Attorney brings courtroom to life in latest literary work
Montgomery attorney Julian McPhillips was in Selma Monday – not to represent one of his many clients in the Queen City, but to promote his latest book, “Only in Alabama: More Colorful True Stories from a Lawyer’s Life, 2016-2019,” which tells the tales of various court battles McPhillips has found himself in over the last few years.
McPhillips was joined by former Selma Police Department (SPD) officer Jeffrey Hardy, ousted City of Selma employee Carneetie Ellison and Selma City Treasurer Ronita Wade, all three of which are clients of his and figure heavily into his narrative on Selma.

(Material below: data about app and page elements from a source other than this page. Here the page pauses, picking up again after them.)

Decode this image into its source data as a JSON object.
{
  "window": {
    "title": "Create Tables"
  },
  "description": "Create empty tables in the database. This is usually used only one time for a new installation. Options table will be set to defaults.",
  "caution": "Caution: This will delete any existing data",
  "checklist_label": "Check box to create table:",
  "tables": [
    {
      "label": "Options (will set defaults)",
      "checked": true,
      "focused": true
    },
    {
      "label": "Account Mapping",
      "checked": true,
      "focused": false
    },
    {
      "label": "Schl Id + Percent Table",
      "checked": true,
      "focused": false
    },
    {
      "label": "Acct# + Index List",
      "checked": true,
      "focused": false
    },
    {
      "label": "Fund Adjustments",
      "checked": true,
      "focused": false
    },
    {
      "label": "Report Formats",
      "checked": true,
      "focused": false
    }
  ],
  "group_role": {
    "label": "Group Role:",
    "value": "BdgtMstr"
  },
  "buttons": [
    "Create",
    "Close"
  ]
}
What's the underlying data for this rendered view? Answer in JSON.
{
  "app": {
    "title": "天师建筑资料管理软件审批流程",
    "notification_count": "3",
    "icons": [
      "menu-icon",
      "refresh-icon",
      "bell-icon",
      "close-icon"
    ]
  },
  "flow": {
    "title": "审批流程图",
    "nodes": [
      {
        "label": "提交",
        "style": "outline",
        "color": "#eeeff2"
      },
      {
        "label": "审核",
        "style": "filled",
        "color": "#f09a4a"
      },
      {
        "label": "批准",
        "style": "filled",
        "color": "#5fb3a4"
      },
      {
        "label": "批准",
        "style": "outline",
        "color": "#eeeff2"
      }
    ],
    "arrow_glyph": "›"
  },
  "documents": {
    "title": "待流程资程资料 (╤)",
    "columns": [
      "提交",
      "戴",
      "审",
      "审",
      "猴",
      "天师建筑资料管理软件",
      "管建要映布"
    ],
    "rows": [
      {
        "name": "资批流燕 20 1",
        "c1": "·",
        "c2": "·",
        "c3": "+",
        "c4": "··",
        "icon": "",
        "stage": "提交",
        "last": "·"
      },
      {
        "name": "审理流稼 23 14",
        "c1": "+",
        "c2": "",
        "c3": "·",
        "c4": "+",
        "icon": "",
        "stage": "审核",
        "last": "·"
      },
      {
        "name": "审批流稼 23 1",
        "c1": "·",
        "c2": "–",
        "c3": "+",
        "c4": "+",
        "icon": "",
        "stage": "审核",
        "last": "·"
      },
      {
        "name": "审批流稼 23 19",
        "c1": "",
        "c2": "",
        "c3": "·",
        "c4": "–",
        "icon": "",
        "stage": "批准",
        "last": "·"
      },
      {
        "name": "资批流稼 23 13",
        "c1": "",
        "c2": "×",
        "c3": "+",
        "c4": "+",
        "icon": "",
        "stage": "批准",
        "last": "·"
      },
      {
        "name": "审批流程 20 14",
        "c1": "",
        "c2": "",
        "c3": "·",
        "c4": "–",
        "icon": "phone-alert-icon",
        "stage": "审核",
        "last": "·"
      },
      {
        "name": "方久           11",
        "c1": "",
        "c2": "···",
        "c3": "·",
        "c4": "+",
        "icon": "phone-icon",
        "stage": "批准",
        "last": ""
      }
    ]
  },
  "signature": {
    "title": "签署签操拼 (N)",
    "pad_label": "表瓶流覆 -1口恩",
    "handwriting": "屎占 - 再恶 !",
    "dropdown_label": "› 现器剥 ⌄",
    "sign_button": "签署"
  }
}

McPhillips noted that much of his law practice has been dedicated to “standing up to bullies,” which he feels is often at the heart of legal struggles in Alabama.
“You’ve got to hang in there and fight to the end because justice isn’t free,” McPhillips said. “Freedom isn’t free.”
In his book are chapters about Alfa, which McPhillips said represents the “arrogance of power,” as well as Alabama Attorney Steve Marshall, whose PAC-to-PAC transfers McPhillips called “highly improper” and “corrupt,” and at least two cases represented by other attorneys in Alabama.
In discussing the debacles that Ellison, Hardy and Wade have faced, McPhillips chastised the behavior of Selma Mayor Darrio Melton but opined that it would take more than a municipal election to undo much of the harm that has been done to Selma over the past couple of years.
“We’ve still got sacrifices,” McPhillips said. “We’ve still got grave injustices going on.”
During his talk, McPhillips recalled a variety of stories from his time in the courtroom, including an instance in 1984 when he was referred to as “the white J.L. Chestnut,” as well as stories from his personal life, including the births of his two daughters and the adoption of his son.
Copies of McPhillips’ latest book, as well as earlier releases, can be picked up at his office in Montgomery or at New South Bookstore in Montgomery.
During its meeting Monday, which was moved up to accommodate the upcoming Thanksgiving holiday, the Selma City Council wondered aloud... read more